━━━━━ ENTRIES SHOWN ━━━━━

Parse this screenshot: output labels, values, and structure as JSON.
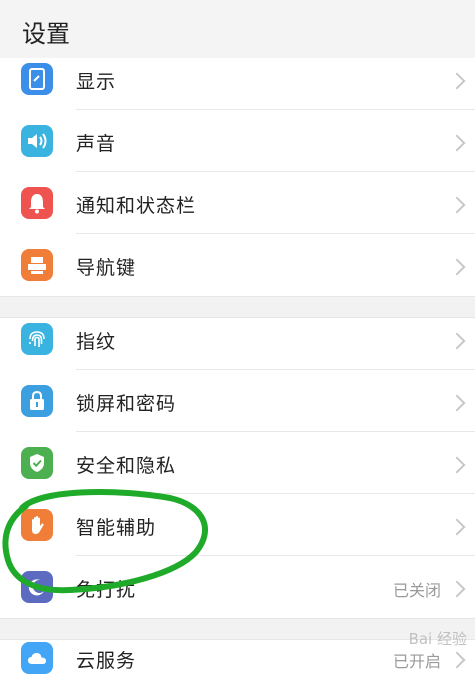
{
  "header": {
    "title": "设置"
  },
  "groups": [
    {
      "items": [
        {
          "label": "显示",
          "icon": "display-icon",
          "color": "#3b8fe8"
        },
        {
          "label": "声音",
          "icon": "speaker-icon",
          "color": "#3bb3e0"
        },
        {
          "label": "通知和状态栏",
          "icon": "bell-icon",
          "color": "#ef5350"
        },
        {
          "label": "导航键",
          "icon": "navigation-keys-icon",
          "color": "#f07d38"
        }
      ]
    },
    {
      "items": [
        {
          "label": "指纹",
          "icon": "fingerprint-icon",
          "color": "#3bb3e0"
        },
        {
          "label": "锁屏和密码",
          "icon": "lock-icon",
          "color": "#3b9fe0"
        },
        {
          "label": "安全和隐私",
          "icon": "shield-check-icon",
          "color": "#4caf50"
        },
        {
          "label": "智能辅助",
          "icon": "hand-icon",
          "color": "#f07d38"
        },
        {
          "label": "免打扰",
          "icon": "moon-icon",
          "color": "#5c6bc0",
          "status": "已关闭"
        }
      ]
    },
    {
      "items": [
        {
          "label": "云服务",
          "icon": "cloud-icon",
          "color": "#42a5f5",
          "status": "已开启"
        }
      ]
    }
  ],
  "annotation": {
    "color": "#1faa2a"
  },
  "watermark": "Bai 经验"
}
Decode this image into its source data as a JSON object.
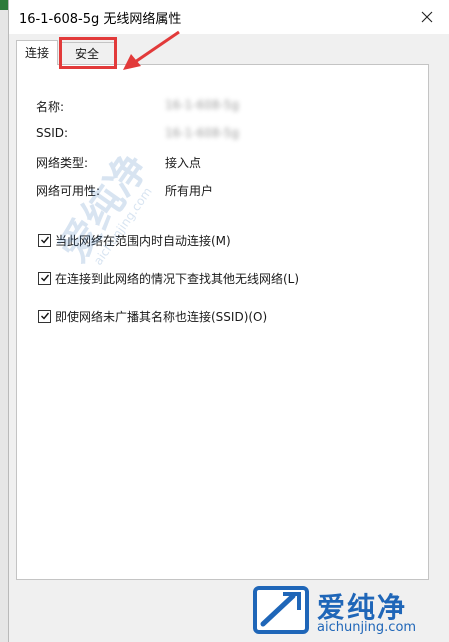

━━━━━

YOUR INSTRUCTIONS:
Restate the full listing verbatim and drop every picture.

RESULT OF THE TASK:
Parse this screenshot: output labels, values, and structure as JSON.
{
  "header": {
    "title": "设置"
  },
  "groups": [
    {
      "items": [
        {
          "label": "显示",
          "icon": "display-icon",
          "color": "#3b8fe8"
        },
        {
          "label": "声音",
          "icon": "speaker-icon",
          "color": "#3bb3e0"
        },
        {
          "label": "通知和状态栏",
          "icon": "bell-icon",
          "color": "#ef5350"
        },
        {
          "label": "导航键",
          "icon": "navigation-keys-icon",
          "color": "#f07d38"
        }
      ]
    },
    {
      "items": [
        {
          "label": "指纹",
          "icon": "fingerprint-icon",
          "color": "#3bb3e0"
        },
        {
          "label": "锁屏和密码",
          "icon": "lock-icon",
          "color": "#3b9fe0"
        },
        {
          "label": "安全和隐私",
          "icon": "shield-check-icon",
          "color": "#4caf50"
        },
        {
          "label": "智能辅助",
          "icon": "hand-icon",
          "color": "#f07d38"
        },
        {
          "label": "免打扰",
          "icon": "moon-icon",
          "color": "#5c6bc0",
          "status": "已关闭"
        }
      ]
    },
    {
      "items": [
        {
          "label": "云服务",
          "icon": "cloud-icon",
          "color": "#42a5f5",
          "status": "已开启"
        }
      ]
    }
  ],
  "annotation": {
    "color": "#1faa2a"
  },
  "watermark": "Bai 经验"
}
Decode this image into its source data as a JSON object.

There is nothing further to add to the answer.